■ TASK INSTRUCTIONS:
Search the entries for the string "hole" and give the number of lines that hold it, nothing more.

■ Data records for software interfaces:
━━━━━━━━━━━━━━━━━━━━━━━━━━━━━━

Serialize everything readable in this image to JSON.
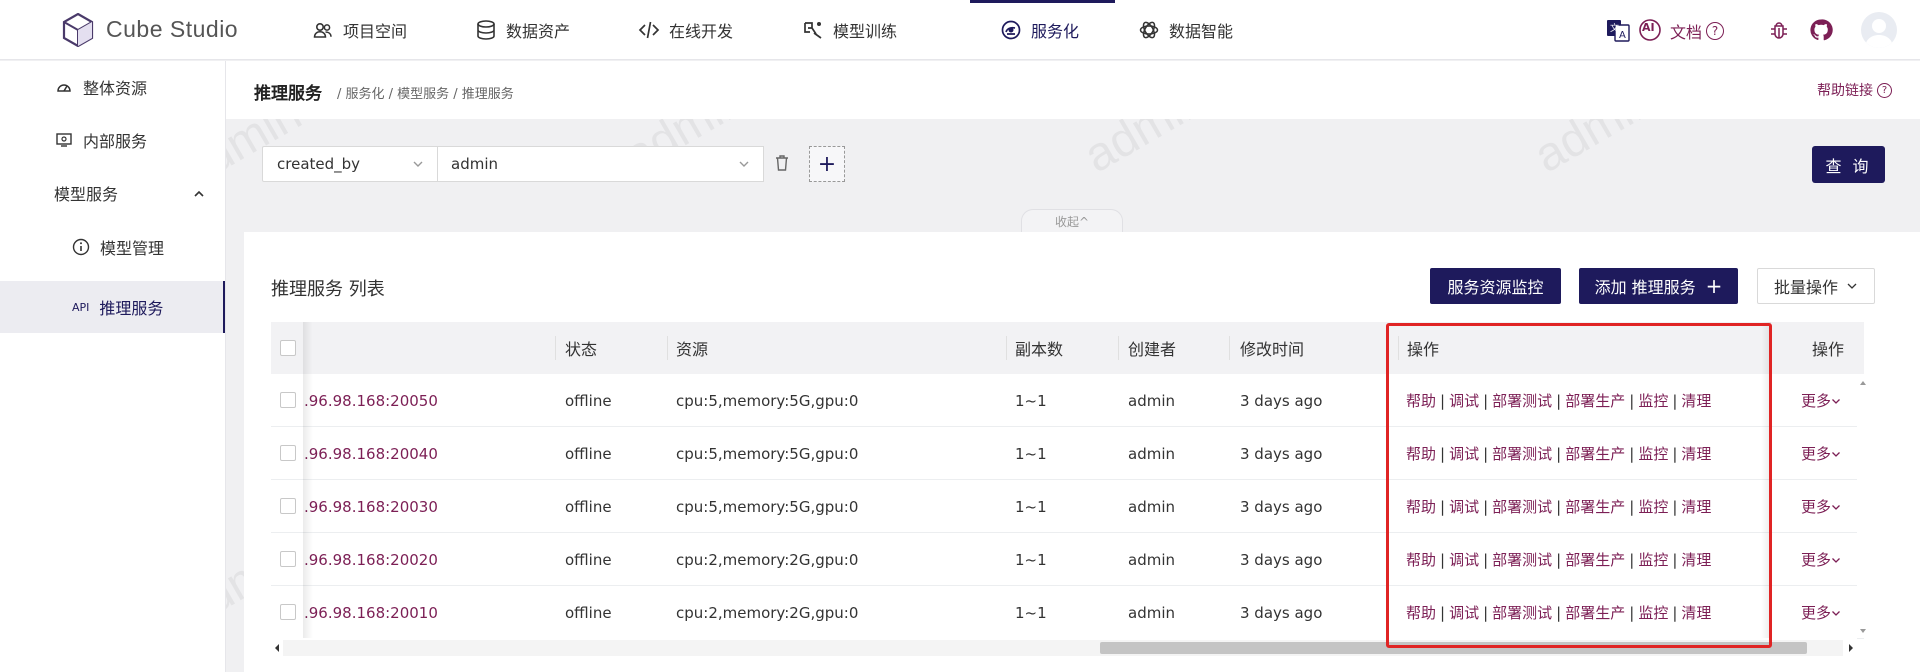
{
  "app": {
    "brand": "Cube Studio"
  },
  "nav": [
    {
      "label": "项目空间",
      "icon": "users-icon"
    },
    {
      "label": "数据资产",
      "icon": "database-icon"
    },
    {
      "label": "在线开发",
      "icon": "code-icon"
    },
    {
      "label": "模型训练",
      "icon": "training-icon"
    },
    {
      "label": "服务化",
      "icon": "service-icon",
      "active": true
    },
    {
      "label": "数据智能",
      "icon": "openai-icon"
    }
  ],
  "topright": {
    "docs_label": "文档",
    "ai_label": "AI"
  },
  "sidebar": {
    "items": [
      {
        "label": "整体资源",
        "icon": "dashboard-icon"
      },
      {
        "label": "内部服务",
        "icon": "monitor-icon"
      },
      {
        "label": "模型服务",
        "icon": "chevron-up-icon",
        "group": true
      },
      {
        "label": "模型管理",
        "icon": "info-icon",
        "sub": true
      },
      {
        "label": "推理服务",
        "icon_text": "API",
        "sub": true,
        "active": true
      }
    ]
  },
  "header": {
    "title": "推理服务",
    "breadcrumb": "/ 服务化 / 模型服务 / 推理服务",
    "help_link": "帮助链接"
  },
  "filter": {
    "field": "created_by",
    "value": "admin",
    "query_button": "查 询",
    "collapse_label": "收起^"
  },
  "list": {
    "title": "推理服务 列表",
    "monitor_button": "服务资源监控",
    "add_button": "添加 推理服务",
    "batch_button": "批量操作"
  },
  "table": {
    "columns": [
      "状态",
      "资源",
      "副本数",
      "创建者",
      "修改时间",
      "操作",
      "操作"
    ],
    "rows": [
      {
        "host": ".96.98.168:20050",
        "status": "offline",
        "resource": "cpu:5,memory:5G,gpu:0",
        "replicas": "1~1",
        "creator": "admin",
        "modified": "3 days ago"
      },
      {
        "host": ".96.98.168:20040",
        "status": "offline",
        "resource": "cpu:5,memory:5G,gpu:0",
        "replicas": "1~1",
        "creator": "admin",
        "modified": "3 days ago"
      },
      {
        "host": ".96.98.168:20030",
        "status": "offline",
        "resource": "cpu:5,memory:5G,gpu:0",
        "replicas": "1~1",
        "creator": "admin",
        "modified": "3 days ago"
      },
      {
        "host": ".96.98.168:20020",
        "status": "offline",
        "resource": "cpu:2,memory:2G,gpu:0",
        "replicas": "1~1",
        "creator": "admin",
        "modified": "3 days ago"
      },
      {
        "host": ".96.98.168:20010",
        "status": "offline",
        "resource": "cpu:2,memory:2G,gpu:0",
        "replicas": "1~1",
        "creator": "admin",
        "modified": "3 days ago"
      }
    ],
    "actions": [
      "帮助",
      "调试",
      "部署测试",
      "部署生产",
      "监控",
      "清理"
    ],
    "more_label": "更多"
  },
  "watermark_text": "admin",
  "colors": {
    "primary": "#1e1a5c",
    "link": "#7c1f55",
    "highlight": "#e02424"
  }
}
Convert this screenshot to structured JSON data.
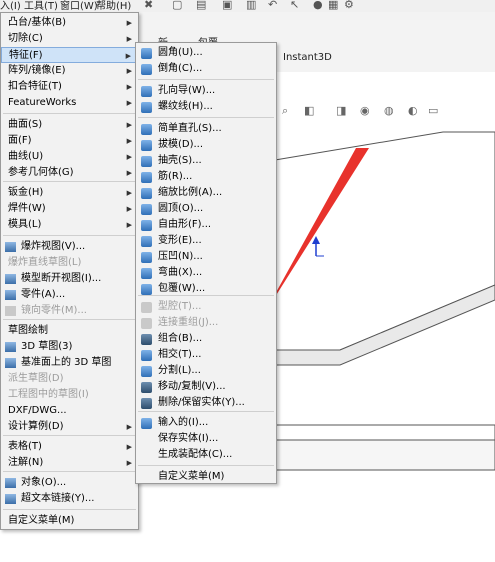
{
  "top_menu": [
    "入(I)",
    "工具(T)",
    "窗口(W)",
    "帮助(H)"
  ],
  "ribbon": {
    "tab1": "新",
    "tab2": "包覆",
    "tab3": "Instant3D"
  },
  "main_menu": {
    "items": [
      {
        "label": "凸台/基体(B)",
        "arrow": "▶"
      },
      {
        "label": "切除(C)",
        "arrow": "▶"
      },
      {
        "label": "特征(F)",
        "arrow": "▶"
      },
      {
        "label": "阵列/镜像(E)",
        "arrow": "▶"
      },
      {
        "label": "扣合特征(T)",
        "arrow": "▶"
      },
      {
        "label": "FeatureWorks",
        "arrow": "▶"
      },
      {
        "label": "曲面(S)",
        "arrow": "▶"
      },
      {
        "label": "面(F)",
        "arrow": "▶"
      },
      {
        "label": "曲线(U)",
        "arrow": "▶"
      },
      {
        "label": "参考几何体(G)",
        "arrow": "▶"
      },
      {
        "label": "钣金(H)",
        "arrow": "▶"
      },
      {
        "label": "焊件(W)",
        "arrow": "▶"
      },
      {
        "label": "模具(L)",
        "arrow": "▶"
      },
      {
        "label": "爆炸视图(V)..."
      },
      {
        "label": "爆炸直线草图(L)"
      },
      {
        "label": "模型断开视图(I)..."
      },
      {
        "label": "零件(A)..."
      },
      {
        "label": "镜向零件(M)..."
      },
      {
        "label": "草图绘制"
      },
      {
        "label": "3D 草图(3)"
      },
      {
        "label": "基准面上的 3D 草图"
      },
      {
        "label": "派生草图(D)"
      },
      {
        "label": "工程图中的草图(I)"
      },
      {
        "label": "DXF/DWG..."
      },
      {
        "label": "设计算例(D)",
        "arrow": "▶"
      },
      {
        "label": "表格(T)",
        "arrow": "▶"
      },
      {
        "label": "注解(N)",
        "arrow": "▶"
      },
      {
        "label": "对象(O)..."
      },
      {
        "label": "超文本链接(Y)..."
      },
      {
        "label": "自定义菜单(M)"
      }
    ]
  },
  "sub_menu": {
    "items": [
      {
        "label": "圆角(U)...",
        "icon": "fillet-icon"
      },
      {
        "label": "倒角(C)...",
        "icon": "chamfer-icon"
      },
      {
        "label": "孔向导(W)...",
        "icon": "hole-wizard-icon"
      },
      {
        "label": "螺纹线(H)...",
        "icon": "thread-icon"
      },
      {
        "label": "简单直孔(S)...",
        "icon": "simple-hole-icon"
      },
      {
        "label": "拔模(D)...",
        "icon": "draft-icon"
      },
      {
        "label": "抽壳(S)...",
        "icon": "shell-icon"
      },
      {
        "label": "筋(R)...",
        "icon": "rib-icon"
      },
      {
        "label": "缩放比例(A)...",
        "icon": "scale-icon"
      },
      {
        "label": "圆顶(O)...",
        "icon": "dome-icon"
      },
      {
        "label": "自由形(F)...",
        "icon": "freeform-icon"
      },
      {
        "label": "变形(E)...",
        "icon": "deform-icon"
      },
      {
        "label": "压凹(N)...",
        "icon": "indent-icon"
      },
      {
        "label": "弯曲(X)...",
        "icon": "flex-icon"
      },
      {
        "label": "包覆(W)...",
        "icon": "wrap-icon"
      },
      {
        "label": "型腔(T)...",
        "icon": "cavity-icon"
      },
      {
        "label": "连接重组(J)...",
        "icon": "join-icon"
      },
      {
        "label": "组合(B)...",
        "icon": "combine-icon"
      },
      {
        "label": "相交(T)...",
        "icon": "intersect-icon"
      },
      {
        "label": "分割(L)...",
        "icon": "split-icon"
      },
      {
        "label": "移动/复制(V)...",
        "icon": "move-copy-icon"
      },
      {
        "label": "删除/保留实体(Y)...",
        "icon": "delete-body-icon"
      },
      {
        "label": "输入的(I)...",
        "icon": "imported-icon"
      },
      {
        "label": "保存实体(I)...",
        "icon": "none"
      },
      {
        "label": "生成装配体(C)...",
        "icon": "none"
      },
      {
        "label": "自定义菜单(M)",
        "icon": "none"
      }
    ]
  },
  "colors": {
    "highlight": "#cfe3f8",
    "annotation_arrow": "#e8322c",
    "axis": "#1f3fd0"
  }
}
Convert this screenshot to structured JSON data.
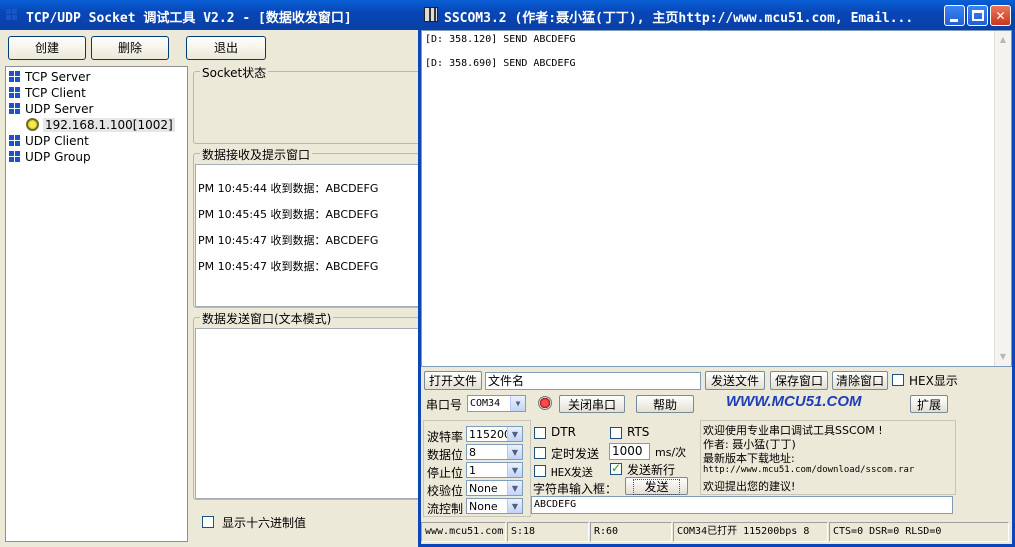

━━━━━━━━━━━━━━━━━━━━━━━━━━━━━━

■ TASK ANSWER:
2